It is important to match burr and stone diameter.

two jewellery making burrs sitting on top of a wooden bench peg, with small loose garnet gemstones behind them

I use a ball burr followed by a stone setting burr to create a seat inside the tube. If I choose a burr that's larger than my stone diameter the seat will be too big and the stone will rock in it's setting. If I choose a burr that's too small the seat will be too small and the stone won't even fit into the seat! By the way, it's important to measure your burrs too and not assume that they are exactly the advertised size. When we're working with such small sizes a difference of 0.1mm is important!

So far I've only focused on stone diameter, but stones can differ in height too.

Have a look at these five pretty garnets in a row. Again, I've put them upside down as it's easier to compare them like that.As you can see, there is quite a difference between the heights of the stones, and also the angle between the girdle (the widest point of the stone) and the table (the flat top). Although this doesn't affect the tube or burr size that you need it will make a difference to how deep you burr the seat for your stone. Making yourself aware of the proportions of your stone before you start will help you create the perfect seat.

Just to prove that it's not just garnets that differ in size here are some beautiful green agates. The differences in height is quite amazing!

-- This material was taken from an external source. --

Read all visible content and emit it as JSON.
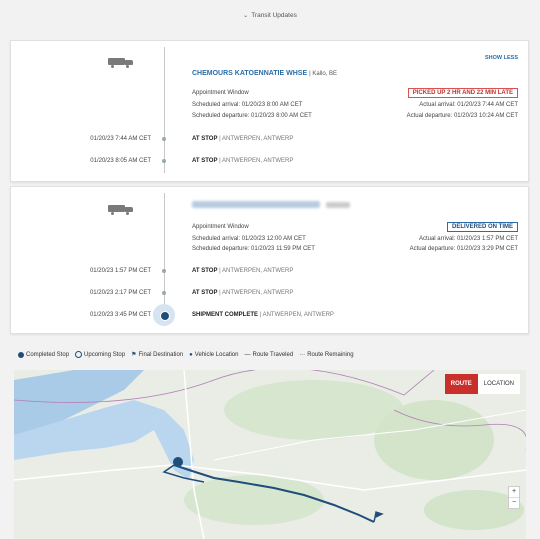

All of these are perfect for tube setting, but creating the seat in the tube is much easier if you measure the stone you choose and can then adjust your work to suit the proportions.



I've put together two classes for you that will teach you how to match up tube and burr size to create a beautiful tube setting for your chosen stone. The first one, the Tube Set Ring class, takes you through the sizing and teaches you how to use a ball burr and a stone setting burr to create the perfect seat inside the tube. The Ocean Blue Ring class builds on that knowledge but in this class I've deliberately chosen a stone that doesn't match any of the burrs I have so that I can show you how to solve the problem - oh, and it teaches you a different style of ring too! Using the method in the Ocean Blue Ring class even the largest garnets in the pictures above can be tube set in a suitable sized piece of tube, even if you don't have quite the right sized burrs.

Want to find out more about using gemstones in your jewellery?

Here are a useful blog post and links to two tube setting classes.

Intermediate Silversmithing: Tube Set Ring video class
Start with a simple hammered ring and then learn how to set sparkling gems in smooth modern settings
How to repair your burnisher - and why you need to!
A new tube setting project -
including tips for setting oversized stones

The Tube Set Ring class teaches you everything you need to know to create your own beautiful settings from simple lengths of tube.
A burnisher is a must-have for stone setting - and for many other jobs too!
However, burnishers must be looked after carefully if they are
going to give you the best results. To find out why and how to look after them read on!
A second tube set ring class - with a twist! This class uses the stone setting techniques taught in the Tube Set Ring video to create a bypassring, a stone set between two sides of a ring shank that twist past each other.

Categories: : did you know, jewellery facts, jewellery making tips, problem solving, stone setting

Joanne Tinley

Tutor and Founder of The Jeweller's Bench

The Jeweller's Bench is run by Joanne Tinley. She has been making her own jewellery for as long as she can remember and left her first career as a school teacher to set up business as a  jewellery designer and tutor nearly 20 years ago. She is
self-taught and like many people started with wire and beads. Learning how to solder, however, opened up a whole new world of jewellery making,  one that she is keen to share!